Variables used in risk adjustment vary across studies of postoperative DVT/PE. For the purposes of the QSM outcome measures we have used age, sex, admission type and DRG. Other variables such as principal diagnosis chapter and co-morbidities, applied in risk adjusted estimates from the Health Roundtable, may be used in future analyses.
National minimum dataset (NMDS) 2010/11, available from the Ministry of Health.
Method of extraction
NMDS data were imported into Microsoft Access 2010. Queries were developed separately for extracting denominator data and numerator data. Calculations of expected in-hospital
Appraisal of the measure
Availability of evidence to support application of the measure
Measure is formulated on and underpinned by an evidence based clinical practice guideline.
Evidence of feasibility and reliability of implementation
Reliability - The measure has been demonstrated to be reliable (i.e. free from random error)., Interpretation - The measure allows unambiguous interpretation of better or worse performance., Data extraction - Data collection specifications for the measure are well defined., Data sources - Required data elements for the measure can be obtained from existing data sources., Availability of data - Required data elements for the measure can be gathered during routine practice activities, IT software - Existing IT software is sufficient for data collection., Validity - The measure has been demonstrated to be valid (i.e. it measures what it purports to).

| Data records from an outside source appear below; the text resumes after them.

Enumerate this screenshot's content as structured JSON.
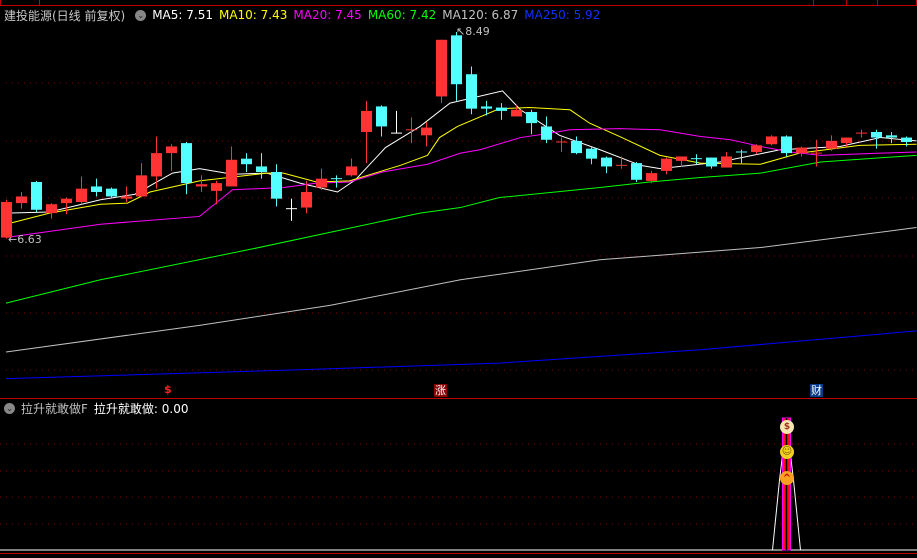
{
  "stock": {
    "name": "建投能源(日线 前复权)"
  },
  "ma_labels": [
    {
      "label": "MA5: 7.51",
      "color": "#ffffff"
    },
    {
      "label": "MA10: 7.43",
      "color": "#ffff00"
    },
    {
      "label": "MA20: 7.45",
      "color": "#ff00ff"
    },
    {
      "label": "MA60: 7.42",
      "color": "#00ff00"
    },
    {
      "label": "MA120: 6.87",
      "color": "#c0c0c0"
    },
    {
      "label": "MA250: 5.92",
      "color": "#0000ff"
    }
  ],
  "indicator": {
    "name": "拉升就敢做F",
    "value_label": "拉升就敢做: 0.00"
  },
  "markers": {
    "dollar": "$",
    "zhang": "涨",
    "cai": "财"
  },
  "annotations": {
    "high": "8.49",
    "low": "6.63"
  },
  "colors": {
    "up": "#ff3333",
    "down": "#54ffff",
    "doji": "#ffffff",
    "grid": "#8b0000",
    "separator": "#c00000"
  },
  "chart_data": {
    "type": "candlestick",
    "ylim": [
      5.25,
      8.58
    ],
    "ohlc": [
      [
        6.64,
        6.98,
        6.63,
        6.96
      ],
      [
        6.95,
        7.05,
        6.9,
        7.01
      ],
      [
        7.14,
        7.15,
        6.87,
        6.89
      ],
      [
        6.86,
        6.95,
        6.81,
        6.94
      ],
      [
        6.95,
        7.0,
        6.85,
        6.99
      ],
      [
        6.96,
        7.19,
        6.94,
        7.08
      ],
      [
        7.1,
        7.17,
        7.01,
        7.05
      ],
      [
        7.08,
        7.09,
        6.99,
        7.01
      ],
      [
        6.99,
        7.1,
        6.96,
        7.01
      ],
      [
        7.01,
        7.31,
        7.0,
        7.2
      ],
      [
        7.19,
        7.55,
        7.08,
        7.4
      ],
      [
        7.4,
        7.48,
        7.24,
        7.46
      ],
      [
        7.49,
        7.5,
        7.03,
        7.13
      ],
      [
        7.1,
        7.2,
        7.05,
        7.12
      ],
      [
        7.06,
        7.15,
        6.94,
        7.13
      ],
      [
        7.1,
        7.46,
        7.1,
        7.34
      ],
      [
        7.35,
        7.4,
        7.23,
        7.3
      ],
      [
        7.28,
        7.4,
        7.17,
        7.23
      ],
      [
        7.23,
        7.3,
        6.92,
        6.99
      ],
      [
        6.9,
        6.99,
        6.79,
        6.9
      ],
      [
        6.91,
        7.15,
        6.86,
        7.05
      ],
      [
        7.09,
        7.26,
        7.07,
        7.17
      ],
      [
        7.17,
        7.2,
        7.09,
        7.16
      ],
      [
        7.2,
        7.35,
        7.19,
        7.28
      ],
      [
        7.59,
        7.87,
        7.31,
        7.78
      ],
      [
        7.82,
        7.83,
        7.55,
        7.64
      ],
      [
        7.58,
        7.78,
        7.58,
        7.58
      ],
      [
        7.61,
        7.72,
        7.49,
        7.61
      ],
      [
        7.56,
        7.68,
        7.46,
        7.63
      ],
      [
        7.91,
        8.42,
        7.85,
        8.42
      ],
      [
        8.46,
        8.49,
        7.87,
        8.02
      ],
      [
        8.11,
        8.18,
        7.75,
        7.8
      ],
      [
        7.82,
        7.87,
        7.74,
        7.8
      ],
      [
        7.81,
        7.85,
        7.7,
        7.78
      ],
      [
        7.73,
        7.83,
        7.73,
        7.79
      ],
      [
        7.77,
        7.79,
        7.57,
        7.67
      ],
      [
        7.64,
        7.73,
        7.49,
        7.52
      ],
      [
        7.49,
        7.54,
        7.41,
        7.5
      ],
      [
        7.51,
        7.55,
        7.39,
        7.4
      ],
      [
        7.44,
        7.45,
        7.3,
        7.35
      ],
      [
        7.36,
        7.37,
        7.22,
        7.28
      ],
      [
        7.28,
        7.37,
        7.26,
        7.29
      ],
      [
        7.31,
        7.32,
        7.14,
        7.16
      ],
      [
        7.15,
        7.24,
        7.13,
        7.22
      ],
      [
        7.24,
        7.36,
        7.21,
        7.35
      ],
      [
        7.33,
        7.37,
        7.28,
        7.37
      ],
      [
        7.35,
        7.39,
        7.3,
        7.34
      ],
      [
        7.36,
        7.36,
        7.26,
        7.28
      ],
      [
        7.27,
        7.41,
        7.27,
        7.37
      ],
      [
        7.41,
        7.43,
        7.31,
        7.4
      ],
      [
        7.41,
        7.48,
        7.39,
        7.47
      ],
      [
        7.48,
        7.56,
        7.47,
        7.55
      ],
      [
        7.55,
        7.56,
        7.37,
        7.4
      ],
      [
        7.4,
        7.46,
        7.37,
        7.45
      ],
      [
        7.39,
        7.52,
        7.28,
        7.4
      ],
      [
        7.44,
        7.56,
        7.42,
        7.51
      ],
      [
        7.49,
        7.54,
        7.46,
        7.54
      ],
      [
        7.57,
        7.61,
        7.54,
        7.58
      ],
      [
        7.59,
        7.61,
        7.44,
        7.54
      ],
      [
        7.56,
        7.59,
        7.49,
        7.54
      ],
      [
        7.54,
        7.55,
        7.46,
        7.5
      ]
    ],
    "ma": [
      {
        "name": "MA5",
        "color": "#ffffff",
        "points": [
          [
            0,
            6.86
          ],
          [
            2.9,
            6.87
          ],
          [
            6.3,
            6.98
          ],
          [
            8.6,
            7.03
          ],
          [
            11.1,
            7.22
          ],
          [
            12.9,
            7.26
          ],
          [
            15.1,
            7.21
          ],
          [
            17.4,
            7.22
          ],
          [
            19.6,
            7.13
          ],
          [
            22.1,
            7.05
          ],
          [
            23.3,
            7.16
          ],
          [
            25.3,
            7.45
          ],
          [
            27.6,
            7.64
          ],
          [
            29.6,
            7.85
          ],
          [
            33.1,
            7.96
          ],
          [
            34.3,
            7.79
          ],
          [
            36.9,
            7.56
          ],
          [
            39.6,
            7.43
          ],
          [
            42.3,
            7.29
          ],
          [
            43.6,
            7.26
          ],
          [
            47.6,
            7.32
          ],
          [
            51.6,
            7.43
          ],
          [
            55.6,
            7.46
          ],
          [
            58.3,
            7.54
          ],
          [
            60.7,
            7.51
          ]
        ]
      },
      {
        "name": "MA10",
        "color": "#ffff00",
        "points": [
          [
            0,
            6.76
          ],
          [
            2.9,
            6.86
          ],
          [
            6.3,
            6.94
          ],
          [
            8.1,
            6.95
          ],
          [
            9.6,
            7.05
          ],
          [
            12.9,
            7.15
          ],
          [
            17.4,
            7.22
          ],
          [
            18.5,
            7.22
          ],
          [
            20.7,
            7.14
          ],
          [
            22.9,
            7.15
          ],
          [
            26.3,
            7.29
          ],
          [
            28.1,
            7.38
          ],
          [
            28.9,
            7.54
          ],
          [
            30.1,
            7.64
          ],
          [
            32.9,
            7.8
          ],
          [
            34.9,
            7.81
          ],
          [
            37.6,
            7.79
          ],
          [
            38.9,
            7.67
          ],
          [
            40.9,
            7.55
          ],
          [
            43.6,
            7.38
          ],
          [
            46.3,
            7.31
          ],
          [
            50.3,
            7.3
          ],
          [
            52.9,
            7.4
          ],
          [
            56.9,
            7.47
          ],
          [
            60.7,
            7.48
          ]
        ]
      },
      {
        "name": "MA20",
        "color": "#ff00ff",
        "points": [
          [
            0,
            6.64
          ],
          [
            6.3,
            6.76
          ],
          [
            12.9,
            6.83
          ],
          [
            15.1,
            7.07
          ],
          [
            18.5,
            7.09
          ],
          [
            20.7,
            7.13
          ],
          [
            22.9,
            7.14
          ],
          [
            25.1,
            7.23
          ],
          [
            28.1,
            7.3
          ],
          [
            30.3,
            7.4
          ],
          [
            31.6,
            7.43
          ],
          [
            34.3,
            7.54
          ],
          [
            36.3,
            7.58
          ],
          [
            37.6,
            7.61
          ],
          [
            40.9,
            7.62
          ],
          [
            43.6,
            7.61
          ],
          [
            46.3,
            7.55
          ],
          [
            48.3,
            7.52
          ],
          [
            50.3,
            7.46
          ],
          [
            52.3,
            7.41
          ],
          [
            54.3,
            7.38
          ],
          [
            58.3,
            7.4
          ],
          [
            60.7,
            7.41
          ]
        ]
      },
      {
        "name": "MA60",
        "color": "#00ff00",
        "points": [
          [
            0,
            6.05
          ],
          [
            6.3,
            6.26
          ],
          [
            16.5,
            6.54
          ],
          [
            27.6,
            6.86
          ],
          [
            30.3,
            6.91
          ],
          [
            32.9,
            7.0
          ],
          [
            39.6,
            7.09
          ],
          [
            42.9,
            7.14
          ],
          [
            46.3,
            7.18
          ],
          [
            50.3,
            7.22
          ],
          [
            54.3,
            7.32
          ],
          [
            60.7,
            7.38
          ]
        ]
      },
      {
        "name": "MA120",
        "color": "#c0c0c0",
        "points": [
          [
            0,
            5.61
          ],
          [
            12.9,
            5.85
          ],
          [
            21.6,
            6.03
          ],
          [
            30.3,
            6.26
          ],
          [
            39.6,
            6.44
          ],
          [
            50.3,
            6.55
          ],
          [
            60.7,
            6.73
          ]
        ]
      },
      {
        "name": "MA250",
        "color": "#0000ff",
        "points": [
          [
            0,
            5.37
          ],
          [
            19.6,
            5.45
          ],
          [
            32.9,
            5.51
          ],
          [
            46.3,
            5.63
          ],
          [
            60.7,
            5.8
          ]
        ]
      }
    ],
    "indicator_series": {
      "signal_index": 52,
      "value_at_signal": 1,
      "ylim": [
        0,
        1
      ]
    }
  }
}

Availability of evidence to support application of the measure There is currently limited knowledge internationally on the adverse effects of postoperative harm, including examination of excess length of stay and excess mortality. However, a number of recent patient safety studies and reports have assessed the excess mortality associated with postoperative DVT/PE. These studies have most often presented excess mortality as a percentage, estimated for postoperative DVT/PE at approximately 6%. the feasibility testing showed that it was possible using group numerator and denominator data derived from NDMS data to estimate the excess number of in-hospital deaths associated with postoperative DVT/PE. Few similar analyses have been undertaken in New Zealand to compare findings. Future analyses will focus on testing the selection of risk-adjustment variables to provide a best estimate of excess in-hospital deaths associated with postoperative DVT/PE.
Date of entry to library

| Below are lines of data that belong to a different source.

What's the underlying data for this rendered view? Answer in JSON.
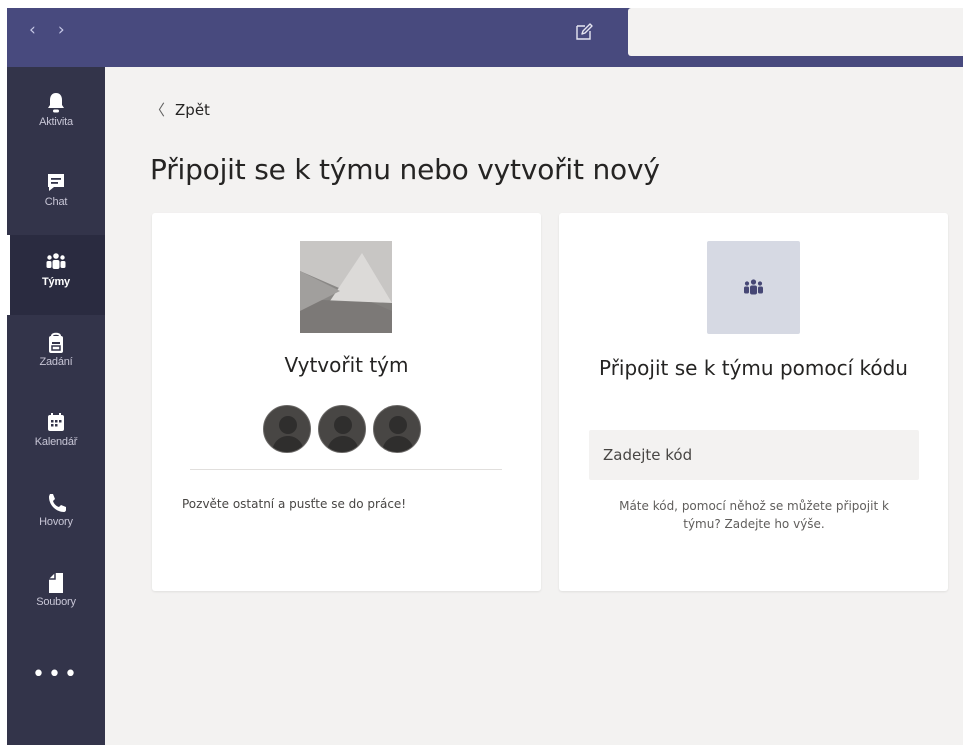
{
  "topbar": {
    "back_arrow": "‹",
    "forward_arrow": "›",
    "compose_icon": "compose-icon",
    "search_placeholder": "",
    "bar_color": "#484a7e"
  },
  "rail": {
    "items": [
      {
        "label": "Aktivita",
        "icon": "bell-icon"
      },
      {
        "label": "Chat",
        "icon": "chat-icon"
      },
      {
        "label": "Týmy",
        "icon": "teams-icon",
        "active": true
      },
      {
        "label": "Zadání",
        "icon": "assignments-icon"
      },
      {
        "label": "Kalendář",
        "icon": "calendar-icon"
      },
      {
        "label": "Hovory",
        "icon": "phone-icon"
      },
      {
        "label": "Soubory",
        "icon": "file-icon"
      }
    ],
    "more": "•••",
    "bg_color": "#33344a"
  },
  "main": {
    "back_chevron": "〈",
    "back_label": "Zpět",
    "title": "Připojit se k týmu nebo vytvořit nový",
    "bg_color": "#f3f2f1"
  },
  "create_card": {
    "title": "Vytvořit tým",
    "description": "Pozvěte ostatní a pusťte se do práce!"
  },
  "join_card": {
    "title": "Připojit se k týmu pomocí kódu",
    "input_placeholder": "Zadejte kód",
    "description": "Máte kód, pomocí něhož se můžete připojit k týmu? Zadejte ho výše."
  }
}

Owner (Organisation name)
Health Quality and Safety Commission
Owner (Email contact)
Creator (Organisation name)
Health Quality and Safety Commission